[[ Records to process, beginning ]]
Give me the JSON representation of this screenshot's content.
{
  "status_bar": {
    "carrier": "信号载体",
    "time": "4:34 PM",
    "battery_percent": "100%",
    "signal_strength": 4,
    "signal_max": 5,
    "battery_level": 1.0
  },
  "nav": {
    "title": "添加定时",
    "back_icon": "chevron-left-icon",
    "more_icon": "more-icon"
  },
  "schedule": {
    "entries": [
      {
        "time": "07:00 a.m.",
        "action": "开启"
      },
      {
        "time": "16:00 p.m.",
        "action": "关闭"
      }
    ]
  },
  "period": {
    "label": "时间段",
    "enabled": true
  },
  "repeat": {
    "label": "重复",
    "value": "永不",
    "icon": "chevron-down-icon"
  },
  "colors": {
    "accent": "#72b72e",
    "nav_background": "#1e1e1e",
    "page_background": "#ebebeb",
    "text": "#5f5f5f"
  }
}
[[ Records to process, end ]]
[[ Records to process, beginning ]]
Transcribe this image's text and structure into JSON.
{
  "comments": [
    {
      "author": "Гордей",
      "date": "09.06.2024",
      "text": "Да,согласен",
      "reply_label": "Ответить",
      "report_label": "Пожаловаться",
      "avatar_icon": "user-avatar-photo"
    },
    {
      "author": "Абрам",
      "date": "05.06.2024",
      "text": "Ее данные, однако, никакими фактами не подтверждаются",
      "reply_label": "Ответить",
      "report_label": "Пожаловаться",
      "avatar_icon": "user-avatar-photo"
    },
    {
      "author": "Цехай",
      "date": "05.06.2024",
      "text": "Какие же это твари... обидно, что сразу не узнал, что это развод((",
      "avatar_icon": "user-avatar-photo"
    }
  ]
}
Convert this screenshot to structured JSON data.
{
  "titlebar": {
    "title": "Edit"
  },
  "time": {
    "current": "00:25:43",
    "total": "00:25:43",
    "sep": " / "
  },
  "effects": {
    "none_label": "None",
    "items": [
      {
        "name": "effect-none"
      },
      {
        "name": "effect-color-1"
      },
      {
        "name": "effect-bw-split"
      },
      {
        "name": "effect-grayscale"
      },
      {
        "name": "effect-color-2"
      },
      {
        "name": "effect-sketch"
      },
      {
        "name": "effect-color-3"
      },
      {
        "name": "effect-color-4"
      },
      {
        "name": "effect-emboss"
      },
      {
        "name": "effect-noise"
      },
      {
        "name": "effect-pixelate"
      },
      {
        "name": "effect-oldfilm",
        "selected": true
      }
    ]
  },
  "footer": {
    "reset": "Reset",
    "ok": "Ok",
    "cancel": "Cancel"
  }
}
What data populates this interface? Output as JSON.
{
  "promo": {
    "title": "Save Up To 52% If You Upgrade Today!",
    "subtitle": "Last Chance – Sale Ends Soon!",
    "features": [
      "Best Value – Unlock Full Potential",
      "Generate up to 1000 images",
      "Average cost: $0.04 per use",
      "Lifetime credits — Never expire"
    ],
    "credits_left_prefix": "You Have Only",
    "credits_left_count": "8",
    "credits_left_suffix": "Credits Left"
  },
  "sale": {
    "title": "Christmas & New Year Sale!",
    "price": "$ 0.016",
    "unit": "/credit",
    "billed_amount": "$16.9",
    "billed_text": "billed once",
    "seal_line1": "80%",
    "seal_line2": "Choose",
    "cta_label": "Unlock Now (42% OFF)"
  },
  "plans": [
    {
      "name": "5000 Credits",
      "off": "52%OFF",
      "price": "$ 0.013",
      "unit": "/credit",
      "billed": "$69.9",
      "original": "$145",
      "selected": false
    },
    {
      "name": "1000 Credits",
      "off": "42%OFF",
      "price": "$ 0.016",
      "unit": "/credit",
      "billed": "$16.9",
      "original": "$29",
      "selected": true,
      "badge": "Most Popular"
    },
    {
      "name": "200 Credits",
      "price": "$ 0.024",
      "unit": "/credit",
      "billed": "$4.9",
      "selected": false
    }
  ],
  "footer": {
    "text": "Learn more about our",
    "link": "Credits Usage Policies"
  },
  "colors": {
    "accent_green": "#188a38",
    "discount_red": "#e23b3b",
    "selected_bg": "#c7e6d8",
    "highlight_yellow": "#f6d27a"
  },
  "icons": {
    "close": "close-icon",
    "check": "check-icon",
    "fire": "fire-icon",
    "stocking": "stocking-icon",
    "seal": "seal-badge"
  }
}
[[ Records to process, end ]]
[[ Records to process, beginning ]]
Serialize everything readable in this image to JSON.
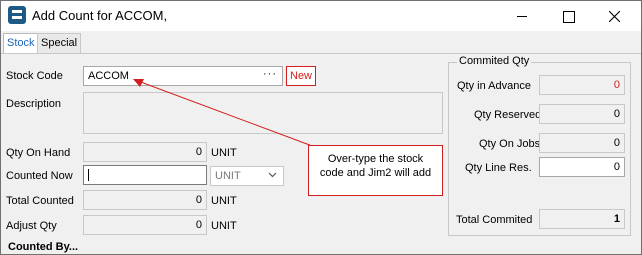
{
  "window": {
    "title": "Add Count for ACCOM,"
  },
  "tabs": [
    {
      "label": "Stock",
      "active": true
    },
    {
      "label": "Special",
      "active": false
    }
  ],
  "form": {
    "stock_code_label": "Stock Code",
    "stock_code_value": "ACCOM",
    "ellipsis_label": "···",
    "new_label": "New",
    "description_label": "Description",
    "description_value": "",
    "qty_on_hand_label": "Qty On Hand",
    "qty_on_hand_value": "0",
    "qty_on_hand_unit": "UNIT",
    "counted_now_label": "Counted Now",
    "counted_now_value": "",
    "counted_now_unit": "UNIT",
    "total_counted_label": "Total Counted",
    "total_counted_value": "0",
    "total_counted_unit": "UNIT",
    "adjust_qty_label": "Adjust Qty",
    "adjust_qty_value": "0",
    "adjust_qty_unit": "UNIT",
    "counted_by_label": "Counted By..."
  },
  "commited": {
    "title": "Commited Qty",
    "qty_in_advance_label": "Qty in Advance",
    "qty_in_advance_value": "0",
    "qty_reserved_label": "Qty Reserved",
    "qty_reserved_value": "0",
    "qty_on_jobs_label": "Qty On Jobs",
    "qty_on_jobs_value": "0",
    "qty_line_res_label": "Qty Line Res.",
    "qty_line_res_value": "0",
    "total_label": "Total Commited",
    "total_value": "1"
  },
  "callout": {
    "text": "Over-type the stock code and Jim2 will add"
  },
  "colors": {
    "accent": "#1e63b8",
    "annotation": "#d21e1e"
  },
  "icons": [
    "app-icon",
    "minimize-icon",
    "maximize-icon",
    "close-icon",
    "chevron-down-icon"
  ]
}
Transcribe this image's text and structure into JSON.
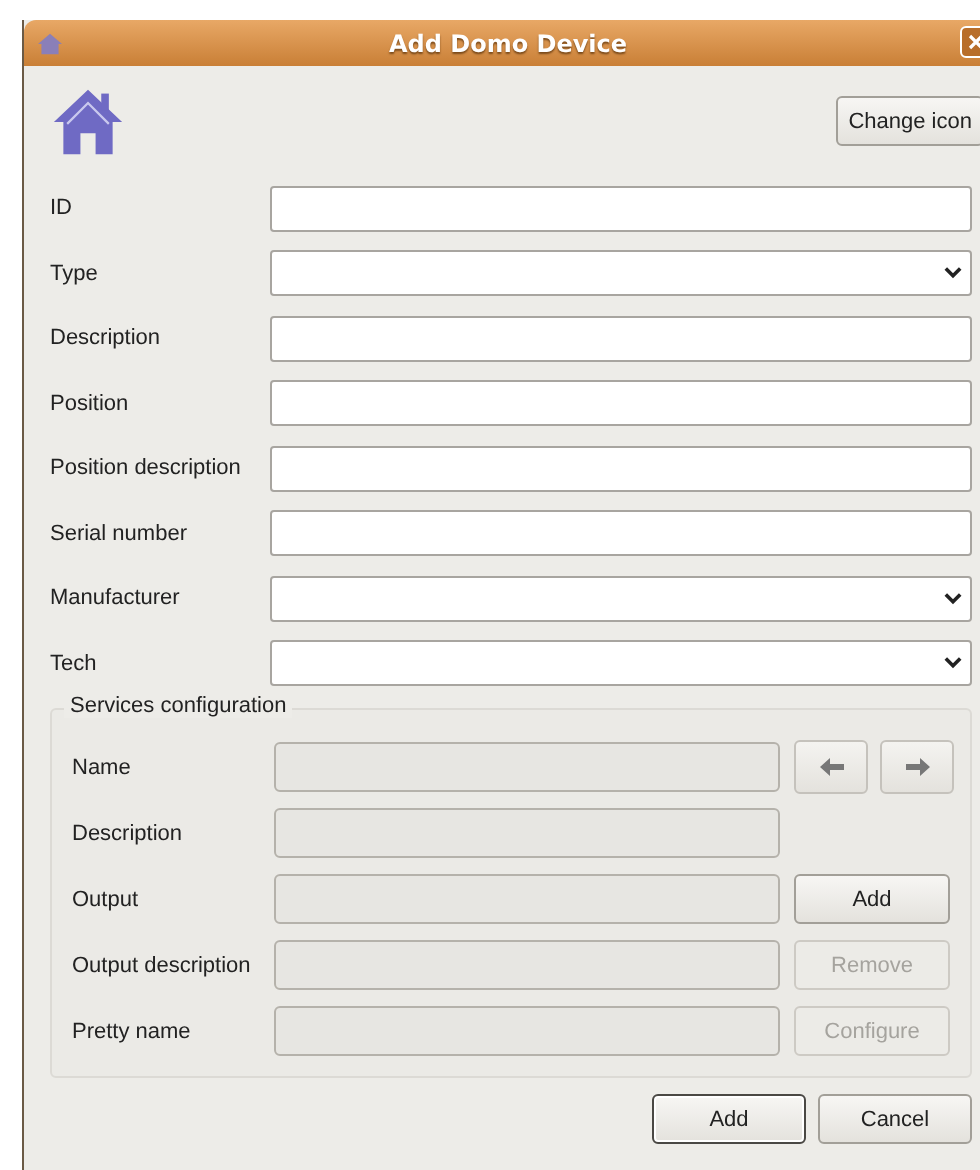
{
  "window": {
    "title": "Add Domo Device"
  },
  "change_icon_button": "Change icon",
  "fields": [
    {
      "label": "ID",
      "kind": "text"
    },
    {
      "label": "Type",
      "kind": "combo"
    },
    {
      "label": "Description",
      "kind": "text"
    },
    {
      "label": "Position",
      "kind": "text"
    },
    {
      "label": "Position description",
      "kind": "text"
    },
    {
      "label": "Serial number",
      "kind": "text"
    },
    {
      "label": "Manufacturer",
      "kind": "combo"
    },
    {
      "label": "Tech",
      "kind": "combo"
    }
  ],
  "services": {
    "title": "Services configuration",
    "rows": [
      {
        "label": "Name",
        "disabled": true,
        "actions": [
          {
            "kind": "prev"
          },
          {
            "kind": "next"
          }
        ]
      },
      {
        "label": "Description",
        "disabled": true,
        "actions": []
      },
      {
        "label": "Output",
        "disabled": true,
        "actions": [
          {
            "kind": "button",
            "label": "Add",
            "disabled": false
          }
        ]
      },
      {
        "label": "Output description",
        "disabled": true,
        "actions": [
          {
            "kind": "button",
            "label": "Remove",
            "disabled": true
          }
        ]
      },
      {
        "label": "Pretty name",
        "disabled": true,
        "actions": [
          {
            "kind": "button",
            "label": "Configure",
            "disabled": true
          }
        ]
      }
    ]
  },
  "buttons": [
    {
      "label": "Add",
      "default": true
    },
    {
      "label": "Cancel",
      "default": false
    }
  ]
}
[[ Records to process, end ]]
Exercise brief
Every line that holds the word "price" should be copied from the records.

Result for this task
    "price": "$ 0.016",
      "price": "$ 0.013",
      "price": "$ 0.016",
      "price": "$ 0.024",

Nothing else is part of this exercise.